Dr Baidya warns that SCT should not be offered anywhere globally just for the cure of HIV. She said, “The person who undergoes a bone marrow transplant (BMT) needs immuno-modulators, steroids, or some other heavy medicines to ensure that the body doesn’t reject the transplant. These medications hamper immunity, making the patient susceptible to more infections. Secondly, CCR-5 mutated bone marrow donors are also limited. It was just a matter of chance that in the case where HIV was cured or remitted after BMT, the donor was deficient in the CCR-5 gene. Additionally, the healthcare system does not screen for this mutation in all bone marrow donors.”
Reciprocating the above sentiment, Dr Rastogi said, “Providing an SCT to a patient infected with HIV, who is otherwise healthy, is totally a medico-legal process. SCT is not a definitive indication for HIV. SCT for exclusively curing HIV is only possible when you have the CCR-5 gene mutations. So, firstly you will need a pre-transplant workup. Talking in terms of medical science intervention, studies are ongoing about this mechanism.”
“Stem cell transplant is additionally an extremely costly procedure. Both SCT and HIV potentially suppress the immune system.
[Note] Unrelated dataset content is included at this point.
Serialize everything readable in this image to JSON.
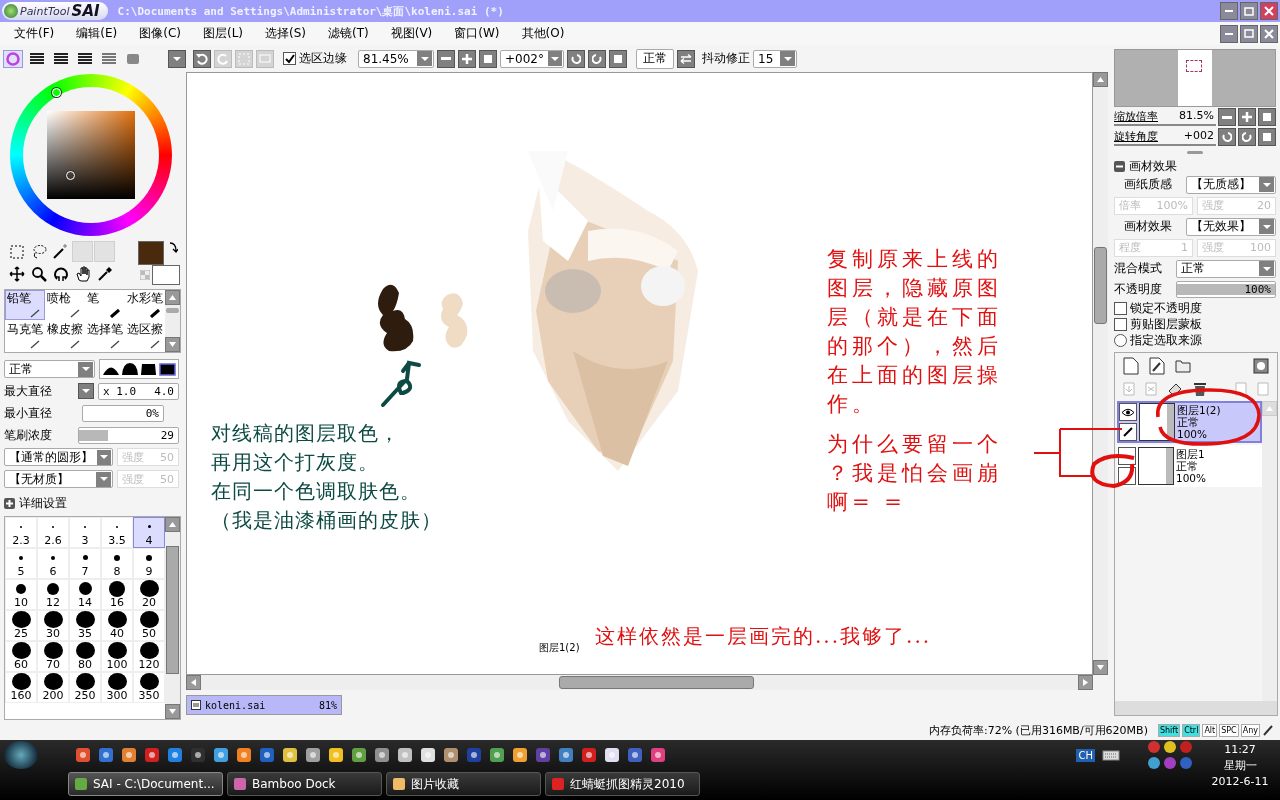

So post-transplant recovery and complications can further increase the financial burden,” added Dr Rastogi.
Promise of gene editing
Although SCT seems plausible only for HIV patients with comorbidities, the genetic mutation that allows SCT to remit HIV suggests how gene therapy may be a promising cure for HIV.
Gene editing refers to modifying a certain gene to alter its function or phenotype. The gene editing techniques used in HIV therapy mainly include RNA interference, programmable nuclease-based editing, and recombinant enzymes in vitro, which are the most advanced systems currently available for effectively, and in some cases, permanently tackling HIV genomes.
It was recently reported that scientists at Northwestern Medicine are using new advances in CRISPR gene-editing technology to discover longer-lasting treatments and new therapeutic strategies for curing HIV. The team successfully identified human genes that were important for HIV infection in the blood, finding 86 genes that may play a role in the way HIV replicates and causes disease, including over 40 that have never been looked at in the context of HIV infection.
With more understanding of how the virus replicates, finding a cure seems a likely possibility in the near future.
Shrouded by lack of awareness
With HIV still being taboo, it becomes increasingly essential to spread awareness about the possible treatment options available for HIV patients who often lose hope after diagnosis. The community needs to be sensitised and made aware of the many modes of transmission of HIV, to make sure that infected people seek timely treatment. A gap in treatment and recorded cases further hampers the healthcare system to take relevant strides in advancing the research around HIV.
Dr Baidya provided insights that many patients diagnosed with HIV often enquire about SCT. Hence, it is essential for the masses to be aware of the potential threats and efficacy of various treatment options, especially for a disease like HIV which is shrouded in a rampant lack of awareness, to ensure that patients all around the world receive appropriate and more importantly safe treatments.